Household spending also shrugged off Brexit jitters to grow 0.9 per cent in the three months to June, rising from 0.7 per cent in the quarter before.
Joe Grice, ONS chief economist, said the second quarter GDP result reinforced the picture that the economy grew strongly in April, but remained flat in May and June.
‘Business Investment grew in the second quarter, partly thanks to companies spending on transport equipment such as cars and planes. However, levels of investment remained lower than at the same period last year.
‘Our survey returns, which include the period leading up to and immediately following the referendum, show no sign so far of uncertainty having significantly affected investment or GDP.’
Iain Duncan Smith (pictured), the former Cabinet minister and leading member of the Leave campaign, said today it was important Theresa may starts the formal process for leaving the EU ‘as soon as possible’ to ensure the uncertainty does not harm future economic growth
The second quarter expansion was driven by the strongest performance from industrial production since 1999, rising 2.1 per cent over the period compared with a 0.2 per cent fall in the quarter before.
Britain’s dominant services sector, which accounts for around 79 per cent of the UK economy, also grew by 0.5 per cent in the second quarter, edging down from 0.6 per cent in the first three months of the year.
Output for the services sector grew by 0.2 per cent between May and June, picking up from flat growth between April and May, the ONS said.
Many economists had tipped the UK economy to maintain momentum ahead of Britain’s vote to leave the European Union.
A recent slew of official data covering the first month after the Brexit vote suggests the British economy is also faring better than initially expected.
Warm weather spurred retail sales towards a higher-than-expected rise of 1.4 per cent in July while those on jobseeker’s allowance also tumbled 8,600 to 763,000 between June and July.
Consumer confidence has also risen at its fastest monthly rate in three-and-a-half years in August as Brexit jitters ease, according to the YouGov/Cebr Consumer Confidence Index.
Meanwhile the pound was up 0.1 per cent against the dollar at 1.32 US dollars and slightly ahead against the euro at 1.169 euro.
Speaking this morning, Mr Duncan Smith, a former Tory leader, insisted the UK must leave the EU’s single market, which allows UK businesses to sell goods tariff-free to 500million EU customers – otherwise Britain would continue to surrender control to Brussels.
He suggested Britain could rely on World Trade Organisation (WTO) rules to trade with the EU after Brexit.
However WTO trade rules are seen as the most basic and the terms used for Russia’s trading relationship with Brussels.
Mr Duncan Smith said: ‘Actually, if you look across the European Union, many of those countries now are quite desperate to sort out the relationship with the UK.
‘For example, Germany is going through quite a difficult period right now, their manufacturers are deeply worried about what will happen afterwards, and they want to find a way to make sure that they don’t end up having tariff barriers imposed on them as they export.
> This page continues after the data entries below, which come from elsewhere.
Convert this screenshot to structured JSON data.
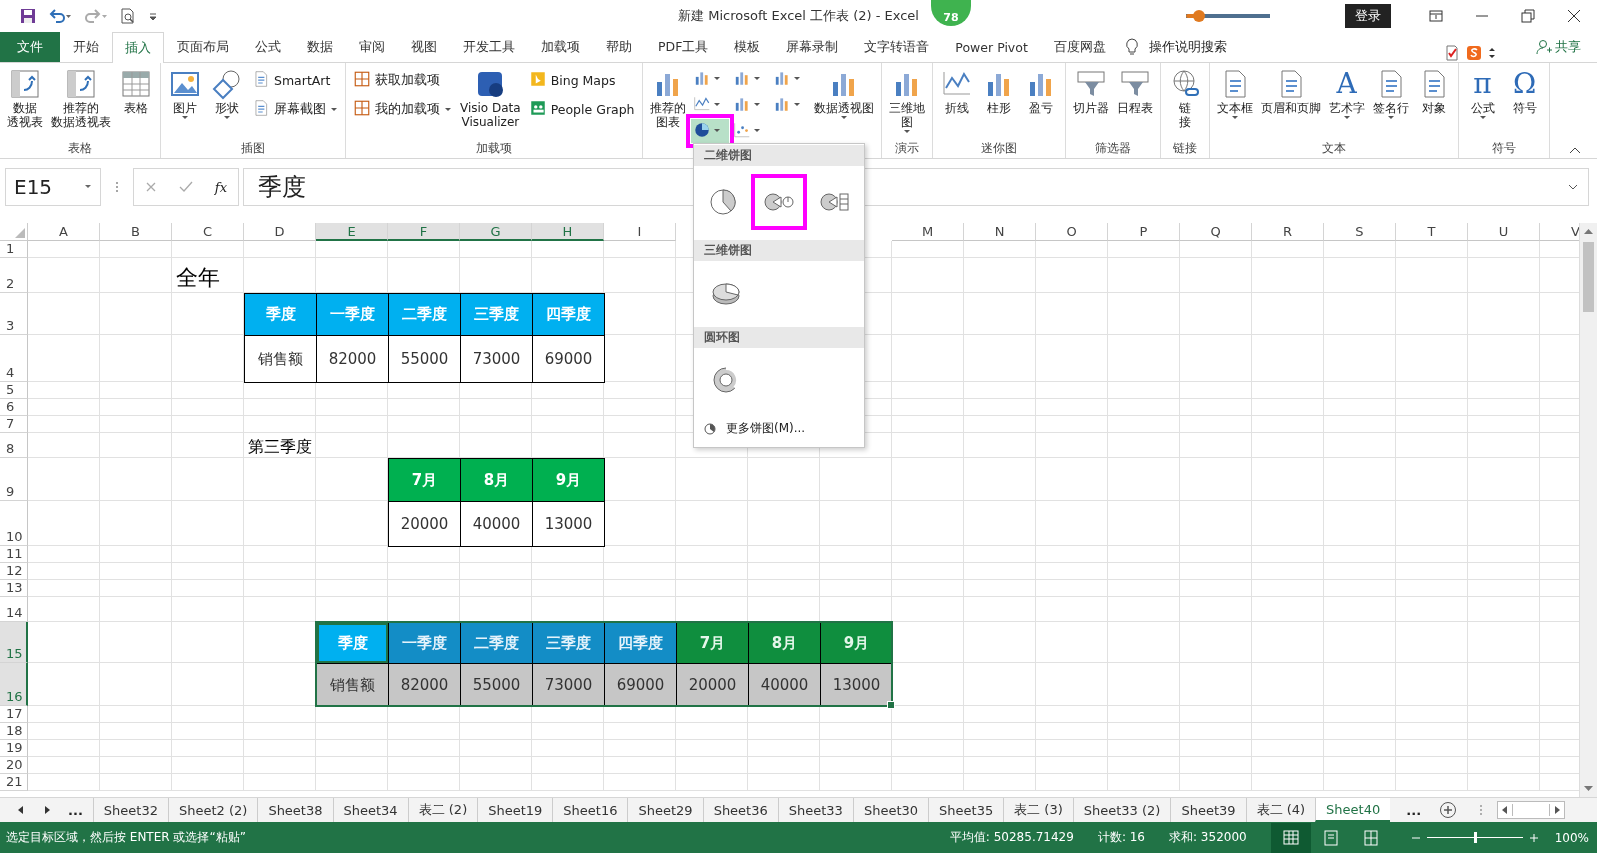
{
  "title_bar": {
    "title": "新建 Microsoft Excel 工作表 (2)  -  Excel",
    "badge": "78",
    "slider": {
      "level": 0.15
    },
    "login": "登录"
  },
  "ribbon_tabs": [
    {
      "label": "文件",
      "kind": "file",
      "selected": false
    },
    {
      "label": "开始",
      "kind": "tab",
      "selected": false
    },
    {
      "label": "插入",
      "kind": "tab",
      "selected": true
    },
    {
      "label": "页面布局",
      "kind": "tab",
      "selected": false
    },
    {
      "label": "公式",
      "kind": "tab",
      "selected": false
    },
    {
      "label": "数据",
      "kind": "tab",
      "selected": false
    },
    {
      "label": "审阅",
      "kind": "tab",
      "selected": false
    },
    {
      "label": "视图",
      "kind": "tab",
      "selected": false
    },
    {
      "label": "开发工具",
      "kind": "tab",
      "selected": false
    },
    {
      "label": "加载项",
      "kind": "tab",
      "selected": false
    },
    {
      "label": "帮助",
      "kind": "tab",
      "selected": false
    },
    {
      "label": "PDF工具",
      "kind": "tab",
      "selected": false
    },
    {
      "label": "模板",
      "kind": "tab",
      "selected": false
    },
    {
      "label": "屏幕录制",
      "kind": "tab",
      "selected": false
    },
    {
      "label": "文字转语音",
      "kind": "tab",
      "selected": false
    },
    {
      "label": "Power Pivot",
      "kind": "tab",
      "selected": false
    },
    {
      "label": "百度网盘",
      "kind": "tab",
      "selected": false
    }
  ],
  "tell_me": "操作说明搜索",
  "share": "共享",
  "ribbon_groups": [
    {
      "label": "表格",
      "items": [
        {
          "kind": "large",
          "lines": [
            "数据",
            "透视表"
          ],
          "menu": false
        },
        {
          "kind": "large",
          "lines": [
            "推荐的",
            "数据透视表"
          ],
          "menu": false
        },
        {
          "kind": "large",
          "lines": [
            "表格"
          ],
          "menu": false
        }
      ]
    },
    {
      "label": "插图",
      "items": [
        {
          "kind": "large",
          "lines": [
            "图片"
          ],
          "menu": true
        },
        {
          "kind": "large",
          "lines": [
            "形状"
          ],
          "menu": true
        },
        {
          "kind": "stack",
          "items": [
            {
              "label": "SmartArt",
              "menu": false
            },
            {
              "label": "屏幕截图",
              "menu": true
            }
          ]
        }
      ]
    },
    {
      "label": "加载项",
      "items": [
        {
          "kind": "stack",
          "items": [
            {
              "label": "获取加载项",
              "menu": false
            },
            {
              "label": "我的加载项",
              "menu": true
            }
          ]
        },
        {
          "kind": "large",
          "lines": [
            "Visio Data",
            "Visualizer"
          ],
          "menu": false
        },
        {
          "kind": "stack",
          "items": [
            {
              "label": "Bing Maps",
              "menu": false
            },
            {
              "label": "People Graph",
              "menu": false
            }
          ]
        }
      ]
    },
    {
      "items": [
        {
          "kind": "large",
          "lines": [
            "推荐的",
            "图表"
          ],
          "menu": false
        },
        {
          "kind": "charts",
          "buttons": [
            {
              "highlighted": false
            },
            {
              "highlighted": false
            },
            {
              "highlighted": false
            },
            {
              "highlighted": false
            },
            {
              "highlighted": false
            },
            {
              "highlighted": false
            },
            {
              "highlighted": true
            },
            {
              "highlighted": false
            }
          ]
        },
        {
          "kind": "large",
          "lines": [
            "数据透视图"
          ],
          "menu": true
        }
      ]
    },
    {
      "label": "演示",
      "items": [
        {
          "kind": "large",
          "lines": [
            "三维地",
            "图"
          ],
          "menu": true
        }
      ]
    },
    {
      "label": "迷你图",
      "items": [
        {
          "kind": "large",
          "lines": [
            "折线"
          ],
          "menu": false
        },
        {
          "kind": "large",
          "lines": [
            "柱形"
          ],
          "menu": false
        },
        {
          "kind": "large",
          "lines": [
            "盈亏"
          ],
          "menu": false
        }
      ]
    },
    {
      "label": "筛选器",
      "items": [
        {
          "kind": "large",
          "lines": [
            "切片器"
          ],
          "menu": false
        },
        {
          "kind": "large",
          "lines": [
            "日程表"
          ],
          "menu": false
        }
      ]
    },
    {
      "label": "链接",
      "items": [
        {
          "kind": "large",
          "lines": [
            "链",
            "接"
          ],
          "menu": false
        }
      ]
    },
    {
      "label": "文本",
      "items": [
        {
          "kind": "large",
          "lines": [
            "文本框"
          ],
          "menu": true
        },
        {
          "kind": "large",
          "lines": [
            "页眉和页脚"
          ],
          "menu": false
        },
        {
          "kind": "large",
          "lines": [
            "艺术字"
          ],
          "menu": true,
          "glyph": "A"
        },
        {
          "kind": "large",
          "lines": [
            "签名行"
          ],
          "menu": true
        },
        {
          "kind": "large",
          "lines": [
            "对象"
          ],
          "menu": false
        }
      ]
    },
    {
      "label": "符号",
      "items": [
        {
          "kind": "large",
          "lines": [
            "公式"
          ],
          "menu": true,
          "glyph": "π"
        },
        {
          "kind": "large",
          "lines": [
            "符号"
          ],
          "menu": false,
          "glyph": "Ω"
        }
      ]
    }
  ],
  "formula_bar": {
    "name_box": "E15",
    "fx": "fx",
    "value": "季度"
  },
  "sheet": {
    "columns": [
      {
        "label": "A",
        "selected": false
      },
      {
        "label": "B",
        "selected": false
      },
      {
        "label": "C",
        "selected": false
      },
      {
        "label": "D",
        "selected": false
      },
      {
        "label": "E",
        "selected": true
      },
      {
        "label": "F",
        "selected": true
      },
      {
        "label": "G",
        "selected": true
      },
      {
        "label": "H",
        "selected": true
      },
      {
        "label": "I",
        "selected": false
      },
      {},
      {},
      {},
      {
        "label": "M",
        "selected": false
      },
      {
        "label": "N",
        "selected": false
      },
      {
        "label": "O",
        "selected": false
      },
      {
        "label": "P",
        "selected": false
      },
      {
        "label": "Q",
        "selected": false
      },
      {
        "label": "R",
        "selected": false
      },
      {
        "label": "S",
        "selected": false
      },
      {
        "label": "T",
        "selected": false
      },
      {
        "label": "U",
        "selected": false
      },
      {
        "label": "V",
        "selected": false
      }
    ],
    "rows": [
      {
        "number": "1",
        "selected": false
      },
      {
        "number": "2",
        "selected": false,
        "cells": [
          {},
          {},
          {
            "text": "全年",
            "kind": "title",
            "selected": false,
            "active": false
          }
        ]
      },
      {
        "number": "3",
        "selected": false,
        "cells": [
          {},
          {},
          {},
          {
            "text": "季度",
            "kind": "blue-header",
            "selected": false,
            "active": false
          },
          {
            "text": "一季度",
            "kind": "blue-header",
            "selected": false,
            "active": false
          },
          {
            "text": "二季度",
            "kind": "blue-header",
            "selected": false,
            "active": false
          },
          {
            "text": "三季度",
            "kind": "blue-header",
            "selected": false,
            "active": false
          },
          {
            "text": "四季度",
            "kind": "blue-header",
            "selected": false,
            "active": false
          }
        ]
      },
      {
        "number": "4",
        "selected": false,
        "cells": [
          {},
          {},
          {},
          {
            "text": "销售额",
            "kind": "data",
            "selected": false,
            "active": false
          },
          {
            "text": "82000",
            "kind": "data",
            "selected": false,
            "active": false
          },
          {
            "text": "55000",
            "kind": "data",
            "selected": false,
            "active": false
          },
          {
            "text": "73000",
            "kind": "data",
            "selected": false,
            "active": false
          },
          {
            "text": "69000",
            "kind": "data",
            "selected": false,
            "active": false
          }
        ]
      },
      {
        "number": "5",
        "selected": false
      },
      {
        "number": "6",
        "selected": false
      },
      {
        "number": "7",
        "selected": false
      },
      {
        "number": "8",
        "selected": false,
        "cells": [
          {},
          {},
          {},
          {
            "text": "第三季度",
            "kind": "label",
            "selected": false,
            "active": false
          }
        ]
      },
      {
        "number": "9",
        "selected": false,
        "cells": [
          {},
          {},
          {},
          {},
          {},
          {
            "text": "7月",
            "kind": "green-header",
            "selected": false,
            "active": false
          },
          {
            "text": "8月",
            "kind": "green-header",
            "selected": false,
            "active": false
          },
          {
            "text": "9月",
            "kind": "green-header",
            "selected": false,
            "active": false
          }
        ]
      },
      {
        "number": "10",
        "selected": false,
        "cells": [
          {},
          {},
          {},
          {},
          {},
          {
            "text": "20000",
            "kind": "data",
            "selected": false,
            "active": false
          },
          {
            "text": "40000",
            "kind": "data",
            "selected": false,
            "active": false
          },
          {
            "text": "13000",
            "kind": "data",
            "selected": false,
            "active": false
          }
        ]
      },
      {
        "number": "11",
        "selected": false
      },
      {
        "number": "12",
        "selected": false
      },
      {
        "number": "13",
        "selected": false
      },
      {
        "number": "14",
        "selected": false
      },
      {
        "number": "15",
        "selected": true,
        "cells": [
          {},
          {},
          {},
          {},
          {
            "text": "季度",
            "kind": "blue-header",
            "selected": true,
            "active": true
          },
          {
            "text": "一季度",
            "kind": "blue-header",
            "selected": true,
            "active": false
          },
          {
            "text": "二季度",
            "kind": "blue-header",
            "selected": true,
            "active": false
          },
          {
            "text": "三季度",
            "kind": "blue-header",
            "selected": true,
            "active": false
          },
          {
            "text": "四季度",
            "kind": "blue-header",
            "selected": true,
            "active": false
          },
          {
            "text": "7月",
            "kind": "green-header",
            "selected": true,
            "active": false
          },
          {
            "text": "8月",
            "kind": "green-header",
            "selected": true,
            "active": false
          },
          {
            "text": "9月",
            "kind": "green-header",
            "selected": true,
            "active": false
          }
        ]
      },
      {
        "number": "16",
        "selected": true,
        "cells": [
          {},
          {},
          {},
          {},
          {
            "text": "销售额",
            "kind": "data",
            "selected": true,
            "active": false
          },
          {
            "text": "82000",
            "kind": "data",
            "selected": true,
            "active": false
          },
          {
            "text": "55000",
            "kind": "data",
            "selected": true,
            "active": false
          },
          {
            "text": "73000",
            "kind": "data",
            "selected": true,
            "active": false
          },
          {
            "text": "69000",
            "kind": "data",
            "selected": true,
            "active": false
          },
          {
            "text": "20000",
            "kind": "data",
            "selected": true,
            "active": false
          },
          {
            "text": "40000",
            "kind": "data",
            "selected": true,
            "active": false
          },
          {
            "text": "13000",
            "kind": "data",
            "selected": true,
            "active": false
          }
        ]
      },
      {
        "number": "17",
        "selected": false
      },
      {
        "number": "18",
        "selected": false
      },
      {
        "number": "19",
        "selected": false
      },
      {
        "number": "20",
        "selected": false
      },
      {
        "number": "21",
        "selected": false
      }
    ]
  },
  "pie_menu": {
    "sections": [
      {
        "title": "二维饼图",
        "options": [
          {
            "highlighted": false
          },
          {
            "highlighted": true
          },
          {
            "highlighted": false
          }
        ]
      },
      {
        "title": "三维饼图",
        "options": [
          {
            "highlighted": false
          }
        ]
      },
      {
        "title": "圆环图",
        "options": [
          {
            "highlighted": false
          }
        ]
      }
    ],
    "more": "更多饼图(M)..."
  },
  "sheet_tabs": {
    "overflow_left": "...",
    "overflow_right": "...",
    "tabs": [
      {
        "label": "Sheet32",
        "selected": false
      },
      {
        "label": "Sheet2 (2)",
        "selected": false
      },
      {
        "label": "Sheet38",
        "selected": false
      },
      {
        "label": "Sheet34",
        "selected": false
      },
      {
        "label": "表二 (2)",
        "selected": false
      },
      {
        "label": "Sheet19",
        "selected": false
      },
      {
        "label": "Sheet16",
        "selected": false
      },
      {
        "label": "Sheet29",
        "selected": false
      },
      {
        "label": "Sheet36",
        "selected": false
      },
      {
        "label": "Sheet33",
        "selected": false
      },
      {
        "label": "Sheet30",
        "selected": false
      },
      {
        "label": "Sheet35",
        "selected": false
      },
      {
        "label": "表二 (3)",
        "selected": false
      },
      {
        "label": "Sheet33 (2)",
        "selected": false
      },
      {
        "label": "Sheet39",
        "selected": false
      },
      {
        "label": "表二 (4)",
        "selected": false
      },
      {
        "label": "Sheet40",
        "selected": true
      }
    ]
  },
  "status_bar": {
    "message": "选定目标区域，然后按 ENTER 或选择“粘贴”",
    "stats": [
      "平均值: 50285.71429",
      "计数: 16",
      "求和: 352000"
    ],
    "zoom": {
      "level": 0.5,
      "reading": "100%"
    }
  }
}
‘That, of course, is possible to arrange even under the WTO process.
‘What they want is, and we want, the bottom line is tariff-free access to the market and for them to do the same for us.’
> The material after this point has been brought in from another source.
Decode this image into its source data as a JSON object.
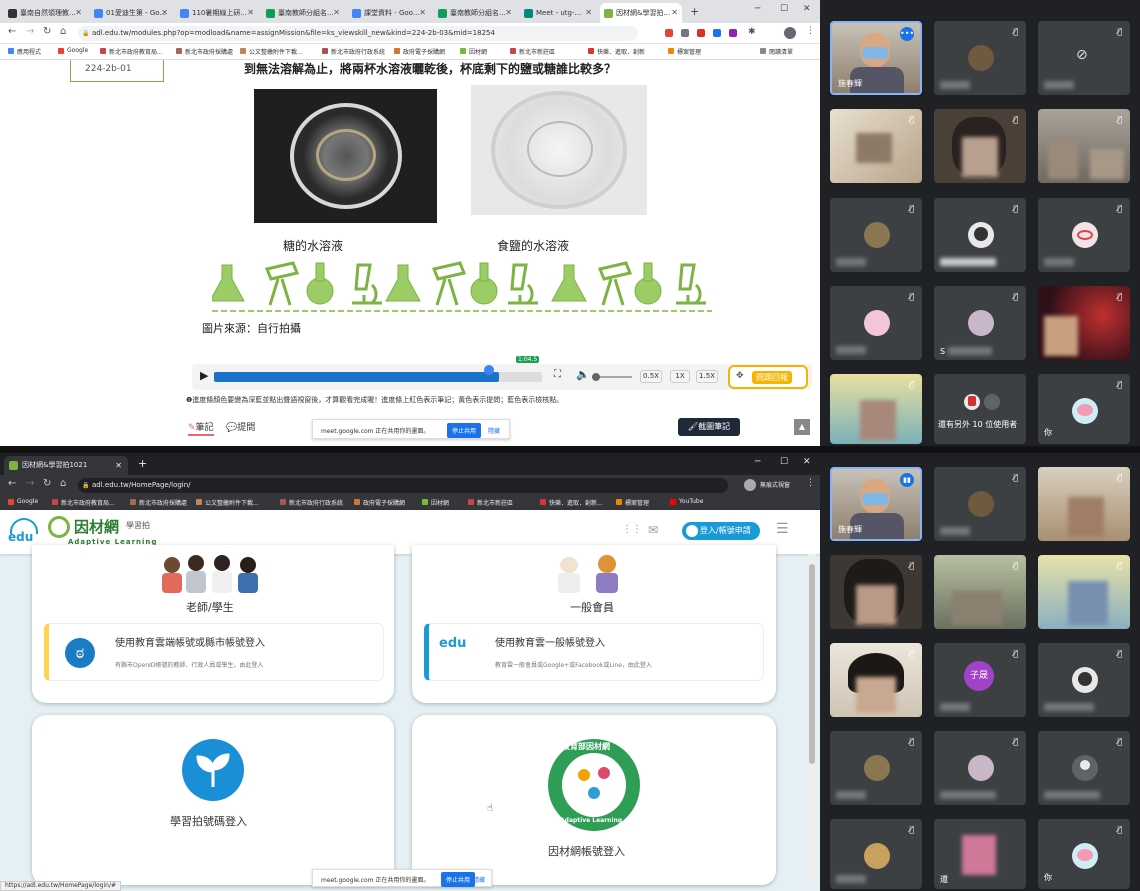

Mr Duncan Smith also downplayed reports of tensions between Boris Johnson, Liam Fox and David Davis, the three Eurosceptic Cabinet ministers who will lead on Britain’s exit from the EU.
Earlier this month, it was reported Dr Fox angered Foreign Secretary Mr Johnson by demanding the Foreign Office be broken up to allow trade with other countries to flourish.
But brushing off suggestions of feuding among the three, Mr Duncan Smith said: ‘I have spoken to them and I am definitely certain that these characters – David Davis, Liam Fox, and Boris Johnson, and the Prime Minister by the way – are very clear that they need to get on with triggering Article 50 as soon as possible early in the new year.
‘When they do that, we will be bound on a course that means Britain will leave and I believe they are all very positive about the outcome that will entail. We will be out and we will do incredibly well.’